What is Multicast in Networking?

What is Multicast?

Multicast is a technique of group communication in which the sender distributes data to several receivers or network nodes at the same time. Multicasting is a sort of one-to-many and many-to-many communication in which a sender or senders sends data packets to several recipients at the same time across LANs or WANs. This procedure aids in the reduction of the network’s data frame.

What is multicasting?

Multicasting is similar to broadcasting in that information is provided to targeted or specified members of the network. This task can be completed by sending individual copies to each user or node present in the network, but doing so is wasteful and may increase network latency. To address these drawbacks, multicasting allows a single transmission to be split up among numerous users, reducing the signal’s bandwidth.

Multicast is frequently used in Internet Protocol (IP) streaming media applications such as IPTV and multipoint videoconferencing.


Ethernet frames having a value of 1 in the least-significant bit of the destination address’s first octet are handled as multicast frames and are flooded to all locations on the network at the data link layer, this approach is known as multicast. IP multicast uses this technology to achieve one-to-many IP transmission on Ethernet networks. To reduce CPU burden, modern Ethernet controllers filter received packets by looking up the hash of a multicast destination address in a database that is initialised by software and regulates whether a multicast packet is dropped or fully received.

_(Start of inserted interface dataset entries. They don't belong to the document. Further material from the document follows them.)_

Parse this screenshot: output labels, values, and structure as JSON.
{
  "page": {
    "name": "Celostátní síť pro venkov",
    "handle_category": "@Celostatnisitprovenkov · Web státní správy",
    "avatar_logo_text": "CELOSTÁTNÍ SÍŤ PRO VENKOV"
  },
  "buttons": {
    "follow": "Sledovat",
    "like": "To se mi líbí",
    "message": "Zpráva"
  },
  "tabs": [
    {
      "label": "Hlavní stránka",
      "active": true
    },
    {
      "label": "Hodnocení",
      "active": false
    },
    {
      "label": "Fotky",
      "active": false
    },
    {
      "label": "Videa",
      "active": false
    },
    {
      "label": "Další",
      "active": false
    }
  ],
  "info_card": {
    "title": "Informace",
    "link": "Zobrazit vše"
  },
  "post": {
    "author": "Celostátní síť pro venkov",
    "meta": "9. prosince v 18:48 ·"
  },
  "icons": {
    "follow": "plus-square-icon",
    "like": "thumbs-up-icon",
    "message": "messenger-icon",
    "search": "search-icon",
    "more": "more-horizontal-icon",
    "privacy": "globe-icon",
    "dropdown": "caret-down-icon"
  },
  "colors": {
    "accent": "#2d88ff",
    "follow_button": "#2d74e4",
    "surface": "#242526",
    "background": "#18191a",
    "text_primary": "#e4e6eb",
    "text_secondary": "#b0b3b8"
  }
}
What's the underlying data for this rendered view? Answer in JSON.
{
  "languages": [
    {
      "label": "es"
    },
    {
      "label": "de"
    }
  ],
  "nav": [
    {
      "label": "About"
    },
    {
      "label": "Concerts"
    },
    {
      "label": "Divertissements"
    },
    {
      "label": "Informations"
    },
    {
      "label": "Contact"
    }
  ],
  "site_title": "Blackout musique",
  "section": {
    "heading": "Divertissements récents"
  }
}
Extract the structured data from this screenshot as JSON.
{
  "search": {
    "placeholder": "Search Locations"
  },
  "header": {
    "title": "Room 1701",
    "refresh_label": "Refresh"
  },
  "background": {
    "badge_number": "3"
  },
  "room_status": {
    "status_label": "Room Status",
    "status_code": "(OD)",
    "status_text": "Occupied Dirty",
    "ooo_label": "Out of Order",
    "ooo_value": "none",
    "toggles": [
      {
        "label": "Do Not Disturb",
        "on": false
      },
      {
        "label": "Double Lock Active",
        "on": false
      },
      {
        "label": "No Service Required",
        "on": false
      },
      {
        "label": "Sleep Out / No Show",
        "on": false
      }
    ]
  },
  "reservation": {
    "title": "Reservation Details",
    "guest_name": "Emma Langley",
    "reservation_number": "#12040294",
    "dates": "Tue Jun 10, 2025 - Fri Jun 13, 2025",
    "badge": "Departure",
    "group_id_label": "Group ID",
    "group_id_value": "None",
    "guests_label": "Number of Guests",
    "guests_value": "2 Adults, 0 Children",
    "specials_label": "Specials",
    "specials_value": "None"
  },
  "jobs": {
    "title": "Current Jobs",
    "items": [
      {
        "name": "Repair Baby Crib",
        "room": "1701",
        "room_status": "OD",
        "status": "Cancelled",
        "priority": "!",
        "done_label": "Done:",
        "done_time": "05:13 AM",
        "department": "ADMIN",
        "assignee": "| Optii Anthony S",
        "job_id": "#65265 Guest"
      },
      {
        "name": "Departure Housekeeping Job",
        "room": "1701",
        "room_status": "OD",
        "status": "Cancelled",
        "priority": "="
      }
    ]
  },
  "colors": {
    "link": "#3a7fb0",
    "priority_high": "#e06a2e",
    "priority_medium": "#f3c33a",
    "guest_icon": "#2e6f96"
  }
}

Ethernet multicasting is supported by all Ethernet networks. Multicasts span the network’s broadcast realm. Ethernet multicast delivery can be controlled using the Multiple Registration Protocol.

Multicast IP

Over an IP network, IP multicast allows for one-to-many communication. The destination nodes send join and depart messages to the routers, informing them if they are the intended recipients of the communications. Regardless of the number of users, the sender only delivers the data packet once. The network routers make the necessary replications so that the packet can reach several receivers at the same time.

Application Layer

IP multicast or data link layer multicast are not used to provide application layer multicast overlay services. Instead, they simulate a multicast with several unicast transmissions. These services are intended for group communication at the application level. For all conference groups, Internet Relay Chat (IRC) uses a single spanning tree throughout its overlay network. PSYC technology, which is less well-known, employs unique multicast methods for each conference. When transmitting content to numerous recipients, certain peer-to-peer technologies use the multicast notion known as peer casting.

Another multicast approach is explicit multi-unicast (Xcast), which provides the addresses of all intended destinations within each packet. As a result of the maximum transmission unit constraints, Xcast cannot be utilised for multicast groups with multiple destinations. The Xcast model generally implies that the stations involved in the communication are known ahead of time so that distribution trees may be created and network elements can allocate resources ahead of real data transmission.